**What you will do:** Where a line below holds the string "schemas", that line goes into the answer.

╭─ Exercise input

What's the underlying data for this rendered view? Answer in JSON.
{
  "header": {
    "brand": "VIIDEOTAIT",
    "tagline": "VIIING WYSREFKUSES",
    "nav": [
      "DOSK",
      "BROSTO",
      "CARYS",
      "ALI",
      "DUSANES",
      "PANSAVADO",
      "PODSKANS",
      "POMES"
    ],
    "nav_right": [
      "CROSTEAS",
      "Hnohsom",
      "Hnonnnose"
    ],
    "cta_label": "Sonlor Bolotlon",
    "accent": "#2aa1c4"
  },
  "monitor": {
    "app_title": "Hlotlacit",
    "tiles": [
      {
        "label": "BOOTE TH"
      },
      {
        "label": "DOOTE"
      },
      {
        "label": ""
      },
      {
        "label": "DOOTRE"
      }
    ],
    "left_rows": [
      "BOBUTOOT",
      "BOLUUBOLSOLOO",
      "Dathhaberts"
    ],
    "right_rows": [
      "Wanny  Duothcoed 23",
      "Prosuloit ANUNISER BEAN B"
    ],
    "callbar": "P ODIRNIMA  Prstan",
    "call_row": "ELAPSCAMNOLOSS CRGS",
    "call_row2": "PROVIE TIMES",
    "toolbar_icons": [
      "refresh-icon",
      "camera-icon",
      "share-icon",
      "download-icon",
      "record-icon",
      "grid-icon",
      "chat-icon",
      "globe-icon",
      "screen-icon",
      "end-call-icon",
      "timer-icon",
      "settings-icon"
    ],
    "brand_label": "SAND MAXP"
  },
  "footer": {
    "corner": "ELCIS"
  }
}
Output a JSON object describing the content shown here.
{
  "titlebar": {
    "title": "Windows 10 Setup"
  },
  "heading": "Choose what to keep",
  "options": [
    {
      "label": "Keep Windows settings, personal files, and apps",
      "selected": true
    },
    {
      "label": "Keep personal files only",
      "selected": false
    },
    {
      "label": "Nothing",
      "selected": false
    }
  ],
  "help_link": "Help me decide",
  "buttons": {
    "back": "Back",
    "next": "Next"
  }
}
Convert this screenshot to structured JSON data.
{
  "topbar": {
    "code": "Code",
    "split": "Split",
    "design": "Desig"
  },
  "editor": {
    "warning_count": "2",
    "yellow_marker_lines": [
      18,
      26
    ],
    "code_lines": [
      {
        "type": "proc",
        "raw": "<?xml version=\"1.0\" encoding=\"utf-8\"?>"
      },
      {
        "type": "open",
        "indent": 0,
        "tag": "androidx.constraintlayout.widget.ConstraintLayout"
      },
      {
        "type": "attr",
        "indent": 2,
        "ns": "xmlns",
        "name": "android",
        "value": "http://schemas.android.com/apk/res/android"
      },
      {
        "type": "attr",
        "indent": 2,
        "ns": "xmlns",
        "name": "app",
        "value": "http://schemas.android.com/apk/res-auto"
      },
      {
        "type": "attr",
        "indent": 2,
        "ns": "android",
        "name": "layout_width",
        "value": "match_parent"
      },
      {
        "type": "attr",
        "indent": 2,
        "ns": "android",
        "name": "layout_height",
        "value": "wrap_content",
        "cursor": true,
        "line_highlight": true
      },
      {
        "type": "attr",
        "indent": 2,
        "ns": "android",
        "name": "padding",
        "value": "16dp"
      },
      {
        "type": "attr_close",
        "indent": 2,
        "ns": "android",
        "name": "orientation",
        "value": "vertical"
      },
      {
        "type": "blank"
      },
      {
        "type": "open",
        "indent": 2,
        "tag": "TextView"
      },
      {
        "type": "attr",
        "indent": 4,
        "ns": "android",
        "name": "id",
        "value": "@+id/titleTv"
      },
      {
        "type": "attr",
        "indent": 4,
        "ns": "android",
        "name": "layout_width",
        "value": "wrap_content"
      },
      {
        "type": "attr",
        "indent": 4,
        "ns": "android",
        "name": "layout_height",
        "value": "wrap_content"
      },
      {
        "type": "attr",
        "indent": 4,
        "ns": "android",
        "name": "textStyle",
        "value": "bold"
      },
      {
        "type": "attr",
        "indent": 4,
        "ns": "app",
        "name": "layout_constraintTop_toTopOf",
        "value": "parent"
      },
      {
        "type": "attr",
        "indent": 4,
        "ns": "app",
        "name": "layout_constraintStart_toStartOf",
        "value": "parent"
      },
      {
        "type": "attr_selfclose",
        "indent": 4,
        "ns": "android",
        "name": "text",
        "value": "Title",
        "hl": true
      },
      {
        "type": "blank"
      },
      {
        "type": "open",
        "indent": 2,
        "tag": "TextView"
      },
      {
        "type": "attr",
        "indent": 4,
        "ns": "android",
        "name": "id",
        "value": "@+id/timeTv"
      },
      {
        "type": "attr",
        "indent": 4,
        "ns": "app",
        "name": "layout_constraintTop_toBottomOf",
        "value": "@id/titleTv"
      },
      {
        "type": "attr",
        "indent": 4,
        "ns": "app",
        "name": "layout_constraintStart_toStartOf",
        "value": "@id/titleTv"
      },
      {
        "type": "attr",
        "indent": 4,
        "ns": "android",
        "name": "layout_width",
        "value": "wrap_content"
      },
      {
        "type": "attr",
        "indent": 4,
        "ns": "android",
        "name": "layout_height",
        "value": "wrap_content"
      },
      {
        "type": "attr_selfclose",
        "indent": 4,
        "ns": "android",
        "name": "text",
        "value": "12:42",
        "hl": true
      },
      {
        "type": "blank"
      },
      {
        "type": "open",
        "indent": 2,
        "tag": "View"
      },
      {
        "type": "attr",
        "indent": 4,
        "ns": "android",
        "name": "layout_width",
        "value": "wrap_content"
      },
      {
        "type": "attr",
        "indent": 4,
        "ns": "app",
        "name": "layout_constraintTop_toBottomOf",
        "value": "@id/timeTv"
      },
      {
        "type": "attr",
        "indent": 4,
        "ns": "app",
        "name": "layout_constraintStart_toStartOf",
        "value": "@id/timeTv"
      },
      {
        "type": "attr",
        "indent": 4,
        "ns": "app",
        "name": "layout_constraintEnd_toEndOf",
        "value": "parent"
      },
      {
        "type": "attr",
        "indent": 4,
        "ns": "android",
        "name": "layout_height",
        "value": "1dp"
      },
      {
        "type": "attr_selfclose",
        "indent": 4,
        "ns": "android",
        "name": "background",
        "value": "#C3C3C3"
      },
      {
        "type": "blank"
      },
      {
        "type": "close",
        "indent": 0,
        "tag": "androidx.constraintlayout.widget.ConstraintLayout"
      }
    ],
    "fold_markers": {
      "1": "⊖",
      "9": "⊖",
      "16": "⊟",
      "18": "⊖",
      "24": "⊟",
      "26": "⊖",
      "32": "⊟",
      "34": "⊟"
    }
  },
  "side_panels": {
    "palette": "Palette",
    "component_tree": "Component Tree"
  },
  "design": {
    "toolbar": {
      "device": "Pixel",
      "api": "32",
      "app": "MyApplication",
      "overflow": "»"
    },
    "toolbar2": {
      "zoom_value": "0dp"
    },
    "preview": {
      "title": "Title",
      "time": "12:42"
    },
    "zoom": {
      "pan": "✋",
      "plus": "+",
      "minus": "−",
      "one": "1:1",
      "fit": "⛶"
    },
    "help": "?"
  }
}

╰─

**Result below:**
        "value": "http://schemas.android.com/apk/res/android"
        "value": "http://schemas.android.com/apk/res-auto"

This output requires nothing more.